Luther and Aldersgate: John Wesley’s Appropriation of Martin Luther’s Doctrine of Justification by Faith Alone

Saturday, January 7, 2017: 3:50 PM
Mile High Ballroom 4B (Colorado Convention Center)
Mark Olson, Nazarene Bible College
As one of the main leaders of the evangelical revival in the eighteenth century, John Wesley’s perspective of Martin Luther serves as a key barometer of the latter’s influence in that era. Wesley’s assessment of Luther and his theology of salvation by faith went through drastic swings over the course of his long career, beginning with a generally negative assessment before switching to a very positive one, only to swing back to a very negative judgment before settling into a position that was more measured and nuanced in its response. In all there are more than two dozen references to Luther in the Wesley corpus that reflect a wide range of sources and topics. This paper surveys these shifts in his perspective thereby setting the context to critically explore Luther’s influence on Wesley’s Aldersgate experience. It is generally understood that Wesley’s viewpoint of Luther was mediated to him through Peter Böhler and the Moravians. But Luther’s doctrine of justification by faith was also passed on to Wesley through his Oxford (i.e. Anglican) education, through streams of pietism other than the Moravians, and by his own perusal of Luther’s writings and other historical texts.

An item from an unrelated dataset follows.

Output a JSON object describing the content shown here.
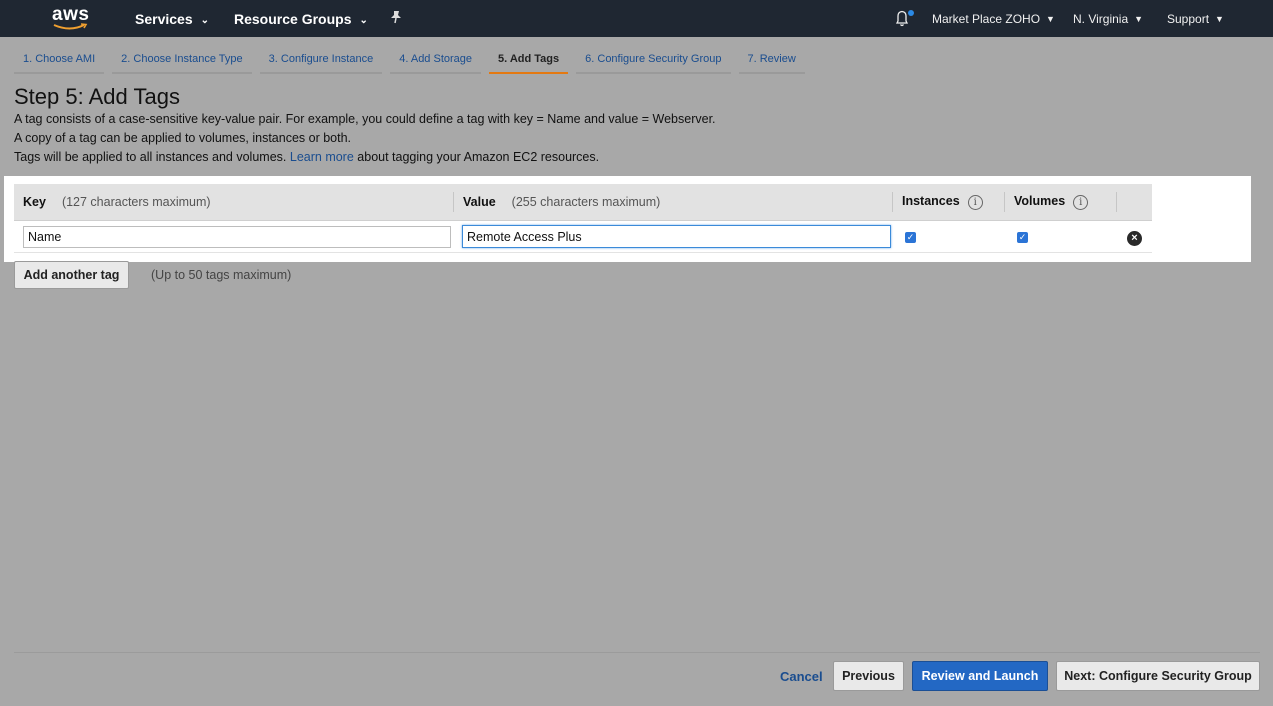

By examining the broader context of Wesley’s interaction with Luther and his soteriology, we are better able to assess the degree to which he appropriated Luther’s doctrine of justification into his own message of salvation from sin by faith in Christ.